Both Flamingo Land and our Udzungwa Forest Project in Tanzania are busy planting trees, with more than 7,000 saplings expected to be planted by the end of the month.
The trees being planted in Tanzania comprise at least 21 species, five of which are listed on the IUCN red list of threatened species. Trees have been donated to various village groups including the Katurukila Muslim Association. Species planted in Tanzania include the white mahogany (Khaya anthotheca), which is a large timber tree. The project is also experimenting with seeds from a tree seriously threatened with extinction (Polyalthia verdcourtii), so far with little germination success, but watch this space.
Among the species being planted at Flamingo Land are the small-leaved lime (Tilia cordata), a rare species that attracts so many insects in the summer that trees are said to hum. We have also planted oak (Quercus robur), which provides habitat for more species than any other British tree, and common alder (Alnus glutinosa), which grows particularly well in damp areas.
Both sets of planted trees will be similarly managed for sustainable use, but they differ in the intended use of the trees. In Tanzania, trees are a vital resource for fuel, tool handles and building, but at Flamingo Land, they are used to feed the giraffes!

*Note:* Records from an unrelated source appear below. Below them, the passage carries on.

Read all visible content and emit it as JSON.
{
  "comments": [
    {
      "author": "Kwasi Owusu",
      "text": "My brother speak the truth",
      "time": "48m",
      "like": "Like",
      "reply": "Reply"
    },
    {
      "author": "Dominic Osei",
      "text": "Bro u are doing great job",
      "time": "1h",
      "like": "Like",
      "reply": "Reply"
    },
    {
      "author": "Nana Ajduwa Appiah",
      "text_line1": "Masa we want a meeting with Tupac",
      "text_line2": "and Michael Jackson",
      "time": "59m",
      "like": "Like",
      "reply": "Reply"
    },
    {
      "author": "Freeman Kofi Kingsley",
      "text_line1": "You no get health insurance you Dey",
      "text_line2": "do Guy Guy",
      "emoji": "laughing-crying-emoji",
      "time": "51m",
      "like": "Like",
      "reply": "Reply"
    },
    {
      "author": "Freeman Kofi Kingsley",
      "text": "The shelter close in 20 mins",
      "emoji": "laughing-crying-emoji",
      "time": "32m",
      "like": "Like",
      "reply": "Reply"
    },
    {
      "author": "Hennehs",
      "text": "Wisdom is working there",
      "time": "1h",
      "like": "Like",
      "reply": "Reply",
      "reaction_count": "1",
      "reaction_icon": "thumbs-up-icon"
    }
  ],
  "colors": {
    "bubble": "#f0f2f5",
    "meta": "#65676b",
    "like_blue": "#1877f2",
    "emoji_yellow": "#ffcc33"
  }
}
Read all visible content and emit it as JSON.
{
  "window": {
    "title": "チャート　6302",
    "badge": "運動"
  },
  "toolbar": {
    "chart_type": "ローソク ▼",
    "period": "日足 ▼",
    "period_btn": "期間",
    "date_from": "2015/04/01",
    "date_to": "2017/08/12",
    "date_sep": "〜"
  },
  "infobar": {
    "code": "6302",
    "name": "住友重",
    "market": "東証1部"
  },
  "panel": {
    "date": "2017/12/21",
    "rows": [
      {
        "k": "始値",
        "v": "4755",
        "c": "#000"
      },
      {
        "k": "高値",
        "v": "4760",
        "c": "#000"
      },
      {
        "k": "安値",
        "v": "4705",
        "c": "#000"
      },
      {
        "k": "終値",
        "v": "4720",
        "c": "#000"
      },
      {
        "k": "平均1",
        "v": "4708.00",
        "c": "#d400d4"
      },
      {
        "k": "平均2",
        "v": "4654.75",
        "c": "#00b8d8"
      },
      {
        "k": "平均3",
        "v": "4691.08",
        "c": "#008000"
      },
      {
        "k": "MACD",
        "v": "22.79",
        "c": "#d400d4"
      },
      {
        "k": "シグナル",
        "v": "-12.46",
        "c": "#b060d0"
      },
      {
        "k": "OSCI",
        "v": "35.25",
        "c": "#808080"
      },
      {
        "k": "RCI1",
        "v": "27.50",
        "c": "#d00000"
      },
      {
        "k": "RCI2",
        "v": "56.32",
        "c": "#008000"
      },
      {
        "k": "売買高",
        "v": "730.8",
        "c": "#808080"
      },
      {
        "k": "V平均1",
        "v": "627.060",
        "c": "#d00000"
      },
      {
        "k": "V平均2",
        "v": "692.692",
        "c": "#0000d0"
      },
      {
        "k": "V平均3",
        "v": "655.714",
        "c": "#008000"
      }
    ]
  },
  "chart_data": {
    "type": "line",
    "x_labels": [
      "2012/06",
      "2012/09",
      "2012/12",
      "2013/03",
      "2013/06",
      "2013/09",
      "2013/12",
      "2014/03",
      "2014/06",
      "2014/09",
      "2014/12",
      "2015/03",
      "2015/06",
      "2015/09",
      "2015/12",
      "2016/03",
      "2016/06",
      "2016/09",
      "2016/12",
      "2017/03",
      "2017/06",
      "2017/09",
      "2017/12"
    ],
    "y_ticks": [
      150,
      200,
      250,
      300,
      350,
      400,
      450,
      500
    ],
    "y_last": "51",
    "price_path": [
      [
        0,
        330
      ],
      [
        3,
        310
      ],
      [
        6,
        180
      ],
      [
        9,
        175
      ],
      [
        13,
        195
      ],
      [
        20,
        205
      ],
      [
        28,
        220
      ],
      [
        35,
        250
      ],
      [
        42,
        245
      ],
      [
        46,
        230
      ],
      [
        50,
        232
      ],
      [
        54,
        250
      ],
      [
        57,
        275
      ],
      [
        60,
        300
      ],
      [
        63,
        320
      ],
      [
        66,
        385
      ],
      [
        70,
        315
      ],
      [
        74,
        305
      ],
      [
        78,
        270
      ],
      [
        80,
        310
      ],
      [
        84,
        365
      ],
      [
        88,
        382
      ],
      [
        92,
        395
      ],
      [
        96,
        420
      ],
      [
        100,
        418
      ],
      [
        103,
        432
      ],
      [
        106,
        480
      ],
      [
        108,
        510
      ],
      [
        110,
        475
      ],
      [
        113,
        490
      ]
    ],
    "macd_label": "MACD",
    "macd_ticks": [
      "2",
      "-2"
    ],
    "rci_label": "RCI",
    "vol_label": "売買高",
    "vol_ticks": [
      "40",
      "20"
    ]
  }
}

We would like to say a huge thank you to all the volunteers and staff who helped us to nurture and plant trees this month. All of the hard work has helped us to win a David Bellamy Gold Award for conservation for a third year running!